"It always seems impossible until it's done" Nelson Mandela

This year's focus

In 2018 the Resilience Shift will focus on accelerating theory into practice, on sector inter-dependencies and how they affect resilience outcomes, and on interpreting and adding clarity to key concepts.

Additionally the agenda setting work of year 1 (set out below) pointed us in the direction of translating learning from one sector to another and of working towards investment frameworks and standards for resilience.

How did we start?

The Resilience Shift was was set up in 2016 to address the recommendations of the Lloyd's Register Foundation Foresight review of resilience engineering, delivered in partnership with Arup.

Expected outcomes

Six outcomes have been set as the indicators of a successful change in mindset, education and practice, which would demonstrate a resilience shift as regards critical infrastructure:

1.Common understanding of sectors as global systems and the effect that decisions within these sectors have on the resilience of society.

2.The adoption of dynamic, performance-based (resilience-based) design approaches in broad practice.

3.The adoption or use of tools to value resilience and to make sure that resilience value is realized across the project life cycle.

4.The use of integrated systems approaches as context for critical infrastructure systems.

5.Integration of systems thinking and resilience concepts into the education and understanding of those responsible for planning, designing, delivering, regulating and operating critical infrastructure.

6.Adoption of transformative technologies that facilitate (rather than compromise) critical system functionality.

Year 1 – setting up the programme

In the first year, our key activities have included mobilisation of the programme, agenda setting, establishing the programme’s identity, and creating the conditions necessary for effective delivery. The initial call for proposals was launched in January 2017, and the first projects started in March 2017.

What have we learned so far?

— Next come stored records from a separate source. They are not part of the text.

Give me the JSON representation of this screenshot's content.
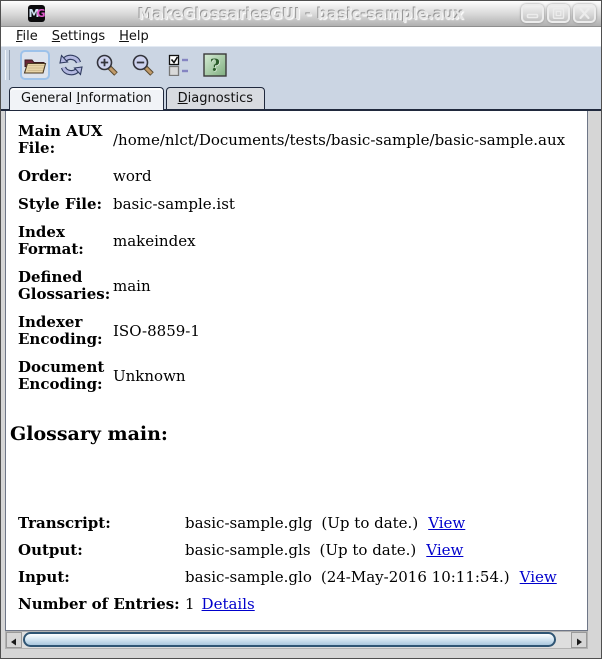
{
  "window": {
    "title": "MakeGlossariesGUI - basic-sample.aux",
    "icon_m": "M",
    "icon_g": "G"
  },
  "menu": {
    "items": [
      {
        "pre": "",
        "m": "F",
        "post": "ile"
      },
      {
        "pre": "",
        "m": "S",
        "post": "ettings"
      },
      {
        "pre": "",
        "m": "H",
        "post": "elp"
      }
    ]
  },
  "toolbar": {
    "buttons": [
      {
        "name": "open-file"
      },
      {
        "name": "reload"
      },
      {
        "name": "zoom-in"
      },
      {
        "name": "zoom-out"
      },
      {
        "name": "properties"
      },
      {
        "name": "help"
      }
    ]
  },
  "tabs": [
    {
      "pre": "General ",
      "m": "I",
      "post": "nformation",
      "state": "active"
    },
    {
      "pre": "",
      "m": "D",
      "post": "iagnostics",
      "state": "inactive"
    }
  ],
  "general": {
    "fields": [
      {
        "label": "Main AUX File:",
        "value": "/home/nlct/Documents/tests/basic-sample/basic-sample.aux"
      },
      {
        "label": "Order:",
        "value": "word"
      },
      {
        "label": "Style File:",
        "value": "basic-sample.ist"
      },
      {
        "label": "Index Format:",
        "value": "makeindex"
      },
      {
        "label": "Defined Glossaries:",
        "value": "main"
      },
      {
        "label": "Indexer Encoding:",
        "value": "ISO-8859-1"
      },
      {
        "label": "Document Encoding:",
        "value": "Unknown"
      }
    ],
    "glossary_heading": "Glossary main:",
    "glossary": [
      {
        "label": "Transcript:",
        "file": "basic-sample.glg",
        "status": "(Up to date.)",
        "link": "View"
      },
      {
        "label": "Output:",
        "file": "basic-sample.gls",
        "status": "(Up to date.)",
        "link": "View"
      },
      {
        "label": "Input:",
        "file": "basic-sample.glo",
        "status": "(24-May-2016 10:11:54.)",
        "link": "View"
      },
      {
        "label": "Number of Entries:",
        "file": "1",
        "status": "",
        "link": "Details"
      }
    ]
  },
  "colors": {
    "link": "#0000cc",
    "toolbar_bg": "#cbd5e3",
    "tab_border": "#20293d",
    "help_green": "#8fbe8f",
    "scroll_thumb": "#aac8de"
  }
}
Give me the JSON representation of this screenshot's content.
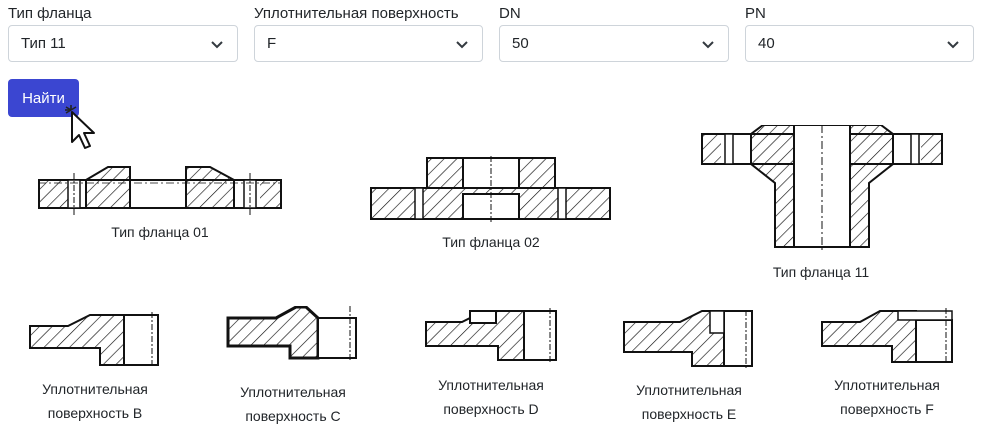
{
  "filters": [
    {
      "label": "Тип фланца",
      "value": "Тип 11"
    },
    {
      "label": "Уплотнительная поверхность",
      "value": "F"
    },
    {
      "label": "DN",
      "value": "50"
    },
    {
      "label": "PN",
      "value": "40"
    }
  ],
  "search_button": "Найти",
  "flange_types": [
    {
      "caption": "Тип фланца 01",
      "icon": "flange-type-01-drawing"
    },
    {
      "caption": "Тип фланца 02",
      "icon": "flange-type-02-drawing"
    },
    {
      "caption": "Тип фланца 11",
      "icon": "flange-type-11-drawing"
    }
  ],
  "surfaces": [
    {
      "line1": "Уплотнительная",
      "line2": "поверхность B"
    },
    {
      "line1": "Уплотнительная",
      "line2": "поверхность C"
    },
    {
      "line1": "Уплотнительная",
      "line2": "поверхность D"
    },
    {
      "line1": "Уплотнительная",
      "line2": "поверхность E"
    },
    {
      "line1": "Уплотнительная",
      "line2": "поверхность F"
    }
  ],
  "colors": {
    "button": "#3b46d1",
    "border": "#ced4da"
  }
}
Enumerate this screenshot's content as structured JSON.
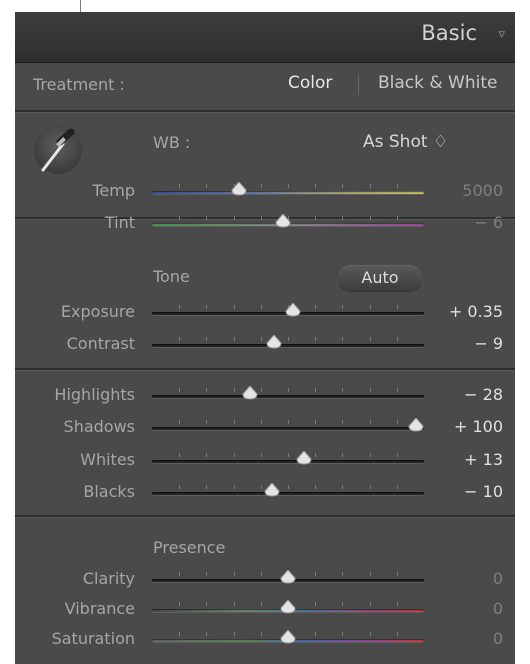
{
  "panel": {
    "title": "Basic"
  },
  "treatment": {
    "label": "Treatment :",
    "color": "Color",
    "bw": "Black & White"
  },
  "wb": {
    "label": "WB :",
    "value": "As Shot ♢"
  },
  "tone": {
    "label": "Tone",
    "auto": "Auto"
  },
  "presence": {
    "label": "Presence"
  },
  "sliders": [
    {
      "label": "Temp",
      "value": "5000",
      "pos": 0.32,
      "track": "temp",
      "dim": true
    },
    {
      "label": "Tint",
      "value": "− 6",
      "pos": 0.48,
      "track": "tint",
      "dim": true
    },
    {
      "label": "Exposure",
      "value": "+ 0.35",
      "pos": 0.52,
      "track": "dark",
      "dim": false
    },
    {
      "label": "Contrast",
      "value": "− 9",
      "pos": 0.45,
      "track": "dark",
      "dim": false
    },
    {
      "label": "Highlights",
      "value": "− 28",
      "pos": 0.36,
      "track": "dark",
      "dim": false
    },
    {
      "label": "Shadows",
      "value": "+ 100",
      "pos": 0.97,
      "track": "dark",
      "dim": false
    },
    {
      "label": "Whites",
      "value": "+ 13",
      "pos": 0.56,
      "track": "dark",
      "dim": false
    },
    {
      "label": "Blacks",
      "value": "− 10",
      "pos": 0.44,
      "track": "dark",
      "dim": false
    },
    {
      "label": "Clarity",
      "value": "0",
      "pos": 0.5,
      "track": "dark",
      "dim": true
    },
    {
      "label": "Vibrance",
      "value": "0",
      "pos": 0.5,
      "track": "vib",
      "dim": true
    },
    {
      "label": "Saturation",
      "value": "0",
      "pos": 0.5,
      "track": "sat",
      "dim": true
    }
  ]
}
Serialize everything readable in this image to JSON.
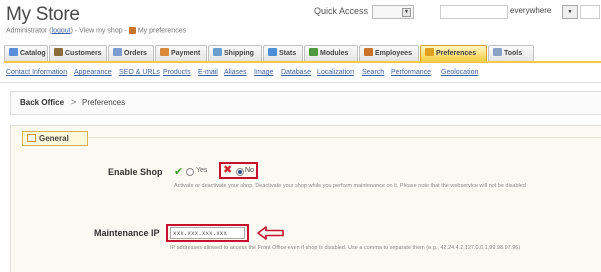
{
  "header": {
    "store_title": "My Store",
    "admin_prefix": "Administrator (",
    "logout": "logout",
    "admin_mid": ") - ",
    "view_shop": "View my shop",
    "admin_sep": " - ",
    "my_preferences": "My preferences",
    "quick_access": "Quick Access",
    "search_value": "",
    "search_scope": "everywhere"
  },
  "tabs": [
    {
      "label": "Catalog",
      "color": "#5b8ed8",
      "active": false
    },
    {
      "label": "Customers",
      "color": "#8a6d3b",
      "active": false
    },
    {
      "label": "Orders",
      "color": "#7b9ccf",
      "active": false
    },
    {
      "label": "Payment",
      "color": "#d98a3c",
      "active": false
    },
    {
      "label": "Shipping",
      "color": "#6aa0d0",
      "active": false
    },
    {
      "label": "Stats",
      "color": "#4d8fd6",
      "active": false
    },
    {
      "label": "Modules",
      "color": "#4e9a3c",
      "active": false
    },
    {
      "label": "Employees",
      "color": "#c8722a",
      "active": false
    },
    {
      "label": "Preferences",
      "color": "#e0a020",
      "active": true
    },
    {
      "label": "Tools",
      "color": "#8aa2c8",
      "active": false
    }
  ],
  "subtabs": [
    "Contact Information",
    "Appearance",
    "SEO & URLs",
    "Products",
    "E-mail",
    "Aliases",
    "Image",
    "Database",
    "Localization",
    "Search",
    "Performance",
    "Geolocation"
  ],
  "breadcrumb": {
    "back_office": "Back Office",
    "separator": ">",
    "current": "Preferences"
  },
  "section": {
    "legend": "General"
  },
  "enable_shop": {
    "label": "Enable Shop",
    "yes_label": "Yes",
    "no_label": "No",
    "selected": "No",
    "help": "Activate or deactivate your shop. Deactivate your shop while you perform maintenance on it. Please note that the webservice will not be disabled"
  },
  "maintenance_ip": {
    "label": "Maintenance IP",
    "value": "xxx.xxx.xxx.xxx",
    "help": "IP addresses allowed to access the Front Office even if shop is disabled. Use a comma to separate them (e.g., 42.24.4.2,127.0.0.1,99.98.97.96)"
  },
  "colors": {
    "highlight": "#c8102e",
    "active_tab": "#f6cf43",
    "link": "#3d5fa0"
  }
}
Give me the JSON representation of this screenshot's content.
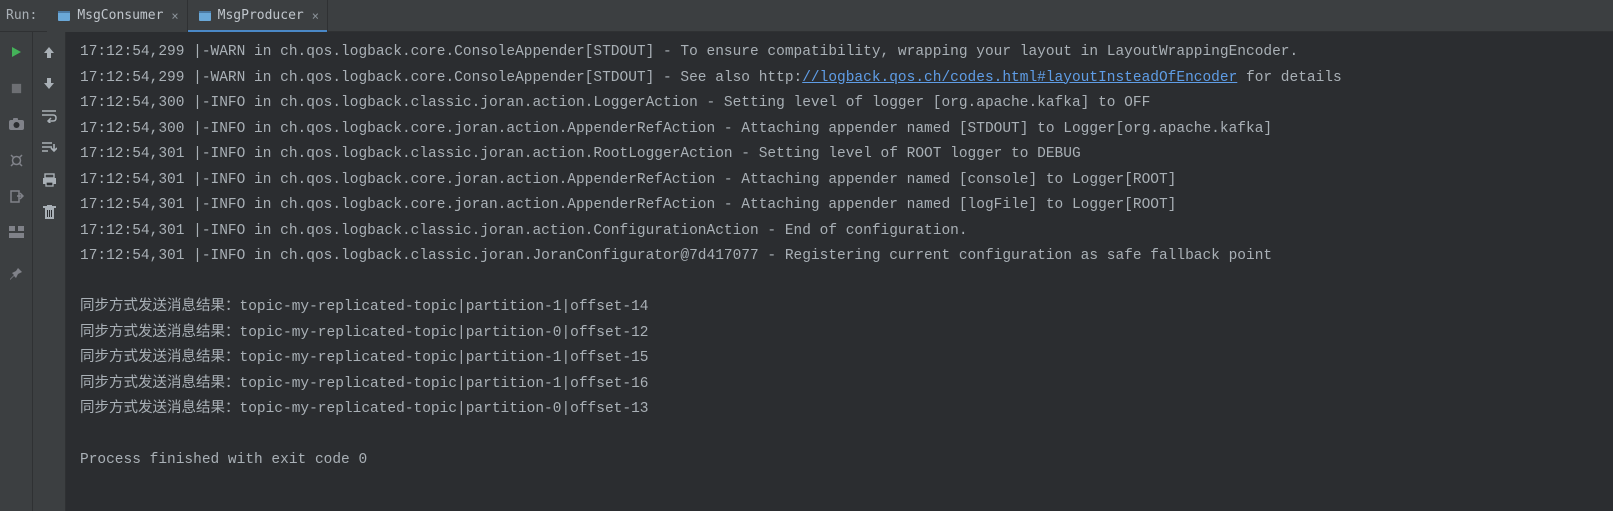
{
  "header": {
    "run_label": "Run:",
    "tabs": [
      {
        "label": "MsgConsumer",
        "active": false
      },
      {
        "label": "MsgProducer",
        "active": true
      }
    ]
  },
  "console": {
    "lines": [
      {
        "type": "log",
        "prefix": "17:12:54,299 |-WARN in ch.qos.logback.core.ConsoleAppender[STDOUT] - To ensure compatibility, wrapping your layout in LayoutWrappingEncoder."
      },
      {
        "type": "log_link",
        "prefix": "17:12:54,299 |-WARN in ch.qos.logback.core.ConsoleAppender[STDOUT] - See also http:",
        "link": "//logback.qos.ch/codes.html#layoutInsteadOfEncoder",
        "suffix": " for details"
      },
      {
        "type": "log",
        "prefix": "17:12:54,300 |-INFO in ch.qos.logback.classic.joran.action.LoggerAction - Setting level of logger [org.apache.kafka] to OFF"
      },
      {
        "type": "log",
        "prefix": "17:12:54,300 |-INFO in ch.qos.logback.core.joran.action.AppenderRefAction - Attaching appender named [STDOUT] to Logger[org.apache.kafka]"
      },
      {
        "type": "log",
        "prefix": "17:12:54,301 |-INFO in ch.qos.logback.classic.joran.action.RootLoggerAction - Setting level of ROOT logger to DEBUG"
      },
      {
        "type": "log",
        "prefix": "17:12:54,301 |-INFO in ch.qos.logback.core.joran.action.AppenderRefAction - Attaching appender named [console] to Logger[ROOT]"
      },
      {
        "type": "log",
        "prefix": "17:12:54,301 |-INFO in ch.qos.logback.core.joran.action.AppenderRefAction - Attaching appender named [logFile] to Logger[ROOT]"
      },
      {
        "type": "log",
        "prefix": "17:12:54,301 |-INFO in ch.qos.logback.classic.joran.action.ConfigurationAction - End of configuration."
      },
      {
        "type": "log",
        "prefix": "17:12:54,301 |-INFO in ch.qos.logback.classic.joran.JoranConfigurator@7d417077 - Registering current configuration as safe fallback point"
      },
      {
        "type": "blank"
      },
      {
        "type": "log",
        "prefix": "同步方式发送消息结果：topic-my-replicated-topic|partition-1|offset-14"
      },
      {
        "type": "log",
        "prefix": "同步方式发送消息结果：topic-my-replicated-topic|partition-0|offset-12"
      },
      {
        "type": "log",
        "prefix": "同步方式发送消息结果：topic-my-replicated-topic|partition-1|offset-15"
      },
      {
        "type": "log",
        "prefix": "同步方式发送消息结果：topic-my-replicated-topic|partition-1|offset-16"
      },
      {
        "type": "log",
        "prefix": "同步方式发送消息结果：topic-my-replicated-topic|partition-0|offset-13"
      },
      {
        "type": "blank"
      },
      {
        "type": "log",
        "prefix": "Process finished with exit code 0"
      }
    ]
  }
}
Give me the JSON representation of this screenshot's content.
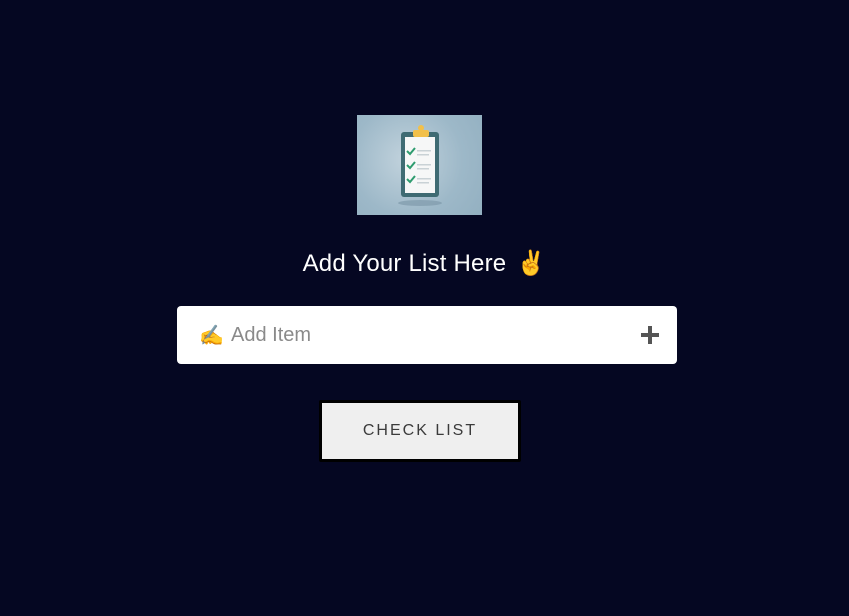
{
  "header": {
    "logo_icon": "clipboard-checklist-icon",
    "title": "Add Your List Here",
    "title_emoji": "✌️"
  },
  "input": {
    "emoji": "✍️",
    "placeholder": "Add Item",
    "value": "",
    "add_icon": "plus-icon"
  },
  "actions": {
    "check_list_label": "CHECK LIST"
  },
  "colors": {
    "background": "#050722",
    "input_bg": "#ffffff",
    "button_bg": "#efefef"
  }
}
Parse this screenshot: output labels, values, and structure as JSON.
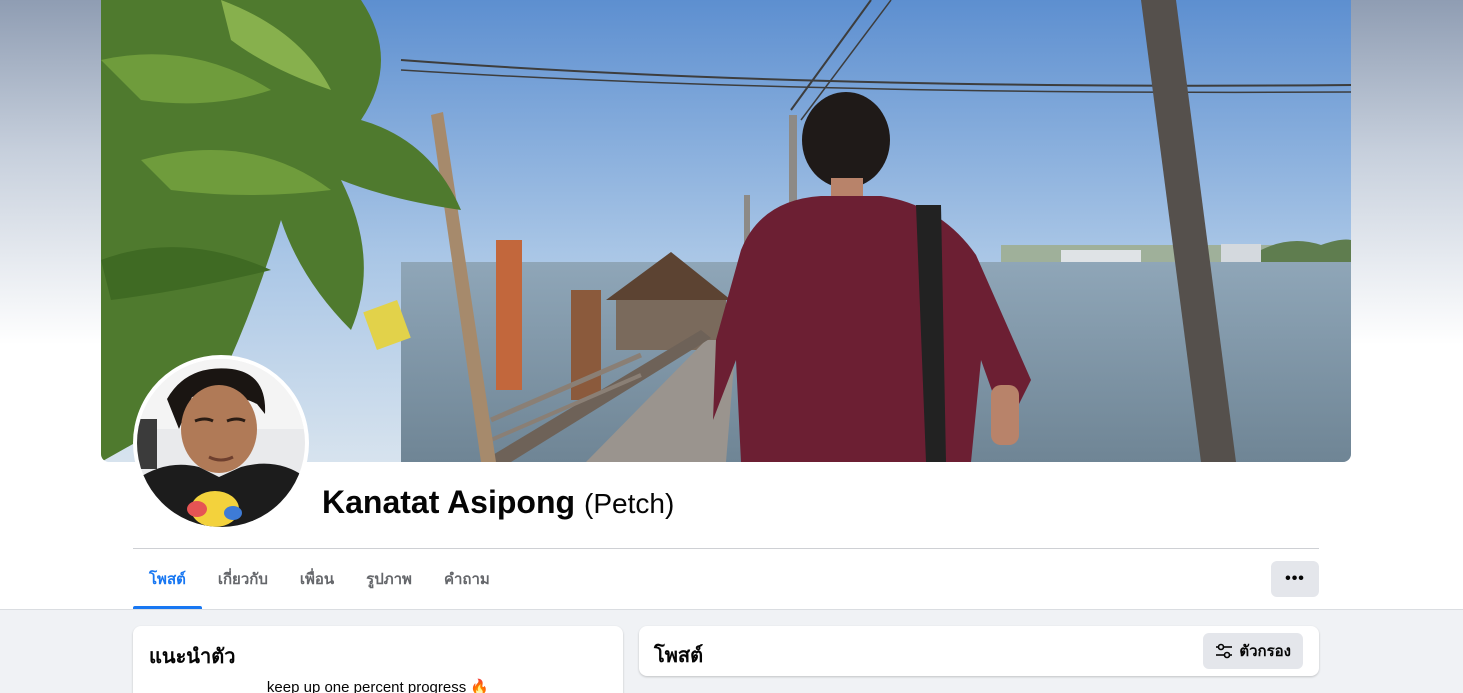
{
  "profile": {
    "name": "Kanatat Asipong",
    "alternate_name": "(Petch)",
    "cover_photo": "cover-photo",
    "profile_picture": "profile-picture"
  },
  "tabs": [
    {
      "label": "โพสต์",
      "active": true
    },
    {
      "label": "เกี่ยวกับ",
      "active": false
    },
    {
      "label": "เพื่อน",
      "active": false
    },
    {
      "label": "รูปภาพ",
      "active": false
    },
    {
      "label": "คำถาม",
      "active": false
    }
  ],
  "more_button": {
    "icon": "more-dots-icon",
    "label": "•••"
  },
  "intro": {
    "title": "แนะนำตัว",
    "bio": "keep up one percent progress 🔥"
  },
  "posts": {
    "title": "โพสต์",
    "filter_label": "ตัวกรอง",
    "filter_icon": "sliders-icon"
  },
  "colors": {
    "accent": "#1877f2",
    "page_bg": "#f0f2f5",
    "button_bg": "#e4e6eb",
    "muted_text": "#65676b"
  }
}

We have carried out a significant amount of research to test the proposals and outcomes of the programme, and inform its future approach.

  • There is a growing body of academic work but we are clear that resilience must now move from theory to practice, building in learning loops to document, inform and improve education, practice and outcomes.
  • There are many professional routes to resilience and we need to be mindful of building on best practice and specific sector expertise. However, the scope and parameters for infrastructure projects will need to broaden if we are to include resilience considerations from the outset.
  • There are good reasons for classic engineering approaches which consider single assets not systems, and require design to fixed thresholds. For many decades, these approaches were more than good enough, with the obvious evidence being that where best practices are followed, structures and infrastructure generally do not fail.
  • Engineering for the future has traditionally been based on past events and past performance. It uses sound statistical and probabilistic approaches based on historic observations, as well as modelling and expert opinion. The difference is that we live in a much more complex, interdependent world and we must design for a diverse and uncertain future.
  • Design, construction and operation of critical infrastructure requires decisions to be made in the face of multiple known and unknown hazards and highly uncertain cost estimates. This requires an adaptive approach in design and engineering practice.

 

What do we mean by resilience in this context?

The resilience of critical infrastructure is about its functionality, its ability to continue to provide critical services, protect or connect communities, enabling the flow of goods, services, people and knowledge. We have adopted a set of resilience characteristics that we think fits best for the purpose of understanding resilience in critical infrastructure in practice.

Success would mean that critical infrastructure can:

  • Withstand and endure (safe failure)
  • Recover (appropriately prompt recovery)
  • Adapt (and have adaptive capacity)
  • Transform (and knowing when it is time to)

Risk vs resilience and known hazards vs deep uncertainty are fundamental tensions challenging current practice.

We believe that resilience is about complexity and systems thinking and requires a different approach to traditional, complicated engineering problems. Human factors and the understanding of socio-technical systems are therefore critical.

 

What do we mean by 'critical infrastructure' in this context?

Critical Infrastructure Services

Our research suggests that critical infrastructure is a common term used broadly by different organisations and countries, thereby reinforcing the significance of infrastructure in society.

A clear majority of the critical infrastructure definitions focus on the services that are enabled by critical infrastructure, highlighting that they are considered critical based on the consequence of its failure, which would create a significant impact to human life, economic activity and/or national security.

A failure in this context should be understood as a system which is prevented from continuing to perform its function - as opposed to the failure of a physical asset, which is understood as a damage or loss.